Machine Gun America

The amusement park where teenagers go to shoot a huge range of automatic weapons
The ethics of pet food: Why are we are so selective in how we show animals our love?

The ethics of pet food

Why are we are so selective in how we show animals our love?
How Tansy Davies turned 9/11 into her opera 'Between Worlds'

How a composer turned 9/11 into her opera 'Between Worlds'

Tansy Davies makes her operatic debut with a work about the attack on the Twin Towers. Despite the topic, she says it is a life-affirming piece
11 best bedside tables

11 best bedside tables

It could be the first thing you see in the morning, so make it work for you. We find night stands, tables and cabinets to wake up to
Italy vs England player ratings: Did Andros Townsend's goal see him beat Harry Kane and Wayne Rooney to top marks?

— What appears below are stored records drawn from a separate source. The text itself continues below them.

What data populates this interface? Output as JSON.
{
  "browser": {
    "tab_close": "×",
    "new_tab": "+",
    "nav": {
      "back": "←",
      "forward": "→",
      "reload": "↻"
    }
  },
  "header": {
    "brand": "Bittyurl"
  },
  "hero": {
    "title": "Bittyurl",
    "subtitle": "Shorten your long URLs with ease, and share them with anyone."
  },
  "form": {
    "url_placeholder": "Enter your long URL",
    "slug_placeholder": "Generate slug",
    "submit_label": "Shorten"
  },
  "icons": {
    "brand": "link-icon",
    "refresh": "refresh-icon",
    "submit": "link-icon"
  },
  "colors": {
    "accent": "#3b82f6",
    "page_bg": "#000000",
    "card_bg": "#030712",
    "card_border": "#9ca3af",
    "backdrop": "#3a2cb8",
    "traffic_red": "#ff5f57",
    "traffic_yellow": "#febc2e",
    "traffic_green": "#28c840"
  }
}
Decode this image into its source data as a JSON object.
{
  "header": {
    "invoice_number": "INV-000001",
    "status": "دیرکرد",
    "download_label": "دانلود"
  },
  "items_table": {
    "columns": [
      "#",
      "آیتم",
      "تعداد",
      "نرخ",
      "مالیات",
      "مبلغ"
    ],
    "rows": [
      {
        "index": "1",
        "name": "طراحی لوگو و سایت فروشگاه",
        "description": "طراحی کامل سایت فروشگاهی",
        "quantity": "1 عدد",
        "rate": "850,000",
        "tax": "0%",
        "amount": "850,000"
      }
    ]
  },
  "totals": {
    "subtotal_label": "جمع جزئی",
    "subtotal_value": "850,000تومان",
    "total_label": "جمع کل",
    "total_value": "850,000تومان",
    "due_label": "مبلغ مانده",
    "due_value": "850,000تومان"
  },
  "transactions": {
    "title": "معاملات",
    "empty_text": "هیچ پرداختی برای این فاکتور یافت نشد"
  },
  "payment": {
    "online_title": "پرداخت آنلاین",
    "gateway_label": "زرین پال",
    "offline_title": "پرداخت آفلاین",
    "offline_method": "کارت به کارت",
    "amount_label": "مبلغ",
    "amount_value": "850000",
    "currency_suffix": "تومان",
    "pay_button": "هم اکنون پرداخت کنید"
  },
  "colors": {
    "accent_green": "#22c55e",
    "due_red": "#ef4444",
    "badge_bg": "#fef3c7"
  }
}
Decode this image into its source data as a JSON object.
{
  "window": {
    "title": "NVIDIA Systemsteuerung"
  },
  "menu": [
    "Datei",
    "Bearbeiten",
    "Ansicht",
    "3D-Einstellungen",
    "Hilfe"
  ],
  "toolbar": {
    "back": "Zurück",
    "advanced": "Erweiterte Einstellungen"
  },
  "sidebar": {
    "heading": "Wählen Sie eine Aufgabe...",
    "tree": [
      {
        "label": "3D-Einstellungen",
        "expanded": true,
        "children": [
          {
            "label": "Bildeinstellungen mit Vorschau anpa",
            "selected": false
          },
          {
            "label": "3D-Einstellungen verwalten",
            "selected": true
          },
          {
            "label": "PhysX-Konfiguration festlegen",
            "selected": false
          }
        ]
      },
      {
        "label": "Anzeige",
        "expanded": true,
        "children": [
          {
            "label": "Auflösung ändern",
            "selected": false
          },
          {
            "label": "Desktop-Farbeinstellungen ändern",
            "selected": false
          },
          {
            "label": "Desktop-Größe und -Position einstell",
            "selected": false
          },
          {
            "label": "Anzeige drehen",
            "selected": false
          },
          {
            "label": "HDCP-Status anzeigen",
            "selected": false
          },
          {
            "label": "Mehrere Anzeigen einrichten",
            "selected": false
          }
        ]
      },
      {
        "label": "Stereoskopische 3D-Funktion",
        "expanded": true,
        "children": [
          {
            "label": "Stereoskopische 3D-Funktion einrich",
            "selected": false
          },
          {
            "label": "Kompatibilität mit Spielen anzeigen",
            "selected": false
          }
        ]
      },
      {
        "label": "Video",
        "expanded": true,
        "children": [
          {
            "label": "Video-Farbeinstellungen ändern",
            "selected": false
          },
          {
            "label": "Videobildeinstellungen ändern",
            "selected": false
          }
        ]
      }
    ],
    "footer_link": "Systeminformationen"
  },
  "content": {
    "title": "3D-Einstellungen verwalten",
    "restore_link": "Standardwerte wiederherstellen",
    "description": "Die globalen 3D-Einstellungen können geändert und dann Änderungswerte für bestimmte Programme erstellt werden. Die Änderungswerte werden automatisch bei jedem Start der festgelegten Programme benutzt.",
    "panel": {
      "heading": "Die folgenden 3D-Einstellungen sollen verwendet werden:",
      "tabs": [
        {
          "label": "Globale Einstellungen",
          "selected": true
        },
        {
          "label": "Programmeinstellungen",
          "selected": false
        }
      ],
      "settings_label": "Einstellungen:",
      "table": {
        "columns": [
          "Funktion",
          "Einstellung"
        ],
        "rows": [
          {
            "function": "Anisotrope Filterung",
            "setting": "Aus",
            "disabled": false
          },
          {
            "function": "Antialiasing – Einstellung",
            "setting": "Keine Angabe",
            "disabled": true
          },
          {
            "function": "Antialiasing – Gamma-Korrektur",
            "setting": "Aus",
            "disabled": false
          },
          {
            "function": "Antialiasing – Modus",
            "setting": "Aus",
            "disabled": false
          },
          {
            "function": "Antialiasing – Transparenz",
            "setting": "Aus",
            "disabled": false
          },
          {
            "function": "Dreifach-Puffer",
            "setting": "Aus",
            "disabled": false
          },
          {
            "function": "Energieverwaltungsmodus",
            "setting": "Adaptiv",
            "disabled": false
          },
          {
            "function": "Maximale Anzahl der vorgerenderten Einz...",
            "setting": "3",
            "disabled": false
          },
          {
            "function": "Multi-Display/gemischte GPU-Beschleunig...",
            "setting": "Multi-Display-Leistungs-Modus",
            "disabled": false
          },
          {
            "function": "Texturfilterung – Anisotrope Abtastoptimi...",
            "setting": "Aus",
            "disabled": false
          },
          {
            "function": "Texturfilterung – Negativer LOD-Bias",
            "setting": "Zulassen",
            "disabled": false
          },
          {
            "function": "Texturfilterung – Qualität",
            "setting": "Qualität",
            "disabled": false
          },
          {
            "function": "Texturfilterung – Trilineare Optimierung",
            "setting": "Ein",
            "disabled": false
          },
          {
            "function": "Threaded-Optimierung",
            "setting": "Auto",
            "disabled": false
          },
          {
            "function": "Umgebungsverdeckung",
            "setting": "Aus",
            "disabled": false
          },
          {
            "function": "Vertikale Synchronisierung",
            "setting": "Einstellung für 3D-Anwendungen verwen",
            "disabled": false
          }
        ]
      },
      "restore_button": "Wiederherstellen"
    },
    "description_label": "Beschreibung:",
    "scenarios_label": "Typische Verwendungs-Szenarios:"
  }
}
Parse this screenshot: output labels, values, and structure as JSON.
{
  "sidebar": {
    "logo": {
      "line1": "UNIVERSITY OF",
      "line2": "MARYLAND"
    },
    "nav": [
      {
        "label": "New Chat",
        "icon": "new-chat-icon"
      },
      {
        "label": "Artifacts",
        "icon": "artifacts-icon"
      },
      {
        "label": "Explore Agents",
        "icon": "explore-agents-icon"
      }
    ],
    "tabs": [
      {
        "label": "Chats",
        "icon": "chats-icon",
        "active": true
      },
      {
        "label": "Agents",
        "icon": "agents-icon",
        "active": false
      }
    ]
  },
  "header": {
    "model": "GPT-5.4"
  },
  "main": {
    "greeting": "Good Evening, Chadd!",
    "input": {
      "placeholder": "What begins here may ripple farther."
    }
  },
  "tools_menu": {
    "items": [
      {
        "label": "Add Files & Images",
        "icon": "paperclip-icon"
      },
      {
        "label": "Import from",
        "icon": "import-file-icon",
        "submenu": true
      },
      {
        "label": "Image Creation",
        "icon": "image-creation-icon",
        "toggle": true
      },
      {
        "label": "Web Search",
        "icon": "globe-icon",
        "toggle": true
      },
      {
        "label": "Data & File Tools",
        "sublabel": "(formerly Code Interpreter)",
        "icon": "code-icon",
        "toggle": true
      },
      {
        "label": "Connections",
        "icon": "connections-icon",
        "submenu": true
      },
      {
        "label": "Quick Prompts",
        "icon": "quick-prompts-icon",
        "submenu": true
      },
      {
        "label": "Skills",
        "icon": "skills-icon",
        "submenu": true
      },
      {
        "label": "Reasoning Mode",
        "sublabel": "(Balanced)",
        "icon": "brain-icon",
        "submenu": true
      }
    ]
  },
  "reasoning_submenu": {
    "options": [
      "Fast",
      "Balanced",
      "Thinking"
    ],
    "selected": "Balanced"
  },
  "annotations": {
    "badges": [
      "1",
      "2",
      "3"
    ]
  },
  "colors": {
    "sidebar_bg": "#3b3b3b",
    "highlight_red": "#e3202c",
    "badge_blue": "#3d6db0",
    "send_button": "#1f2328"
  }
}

Italy vs England player ratings

Did Townsend's goal see him beat Kane and Rooney to top marks?
Danny Higginbotham: An underdog's tale of making the most of it

An underdog's tale of making the most of it

Danny Higginbotham on being let go by Manchester United, annoying Gordon Strachan, utilising his talents to the full at Stoke and plunging into the world of analysis
Audley Harrison's abusers forget the debt he's due, but Errol Christie will always remember what he owes the police

Steve Bunce: Inside Boxing

Audley Harrison's abusers forget the debt he's due, but Errol Christie will always remember what he owes the police
No postcode? No vote

Floating voters

How living on a houseboat meant I didn't officially 'exist'
Louis Theroux's affable Englishman routine begins to wear thin

By Reason of Insanity

Louis Theroux's affable Englishman routine begins to wear thin
Power dressing is back – but no shoulderpads!

Power dressing is back

But banish all thoughts of Eighties shoulderpads
Spanish stone-age cave paintings 'under threat' after being re-opened to the public

Spanish stone-age cave paintings in Altamira 'under threat'

Caves were re-opened to the public
'I was the bookies’ favourite to be first to leave the Cabinet'

Vince Cable interview

'I was the bookies’ favourite to be first to leave the Cabinet'
Election 2015: How many of the Government's coalition agreement promises have been kept?

Promises, promises

But how many coalition agreement pledges have been kept?
The Gaza fisherman who built his own reef - and was shot dead there by an Israeli gunboat

The death of a Gaza fisherman

He built his own reef, and was fatally shot there by an Israeli gunboat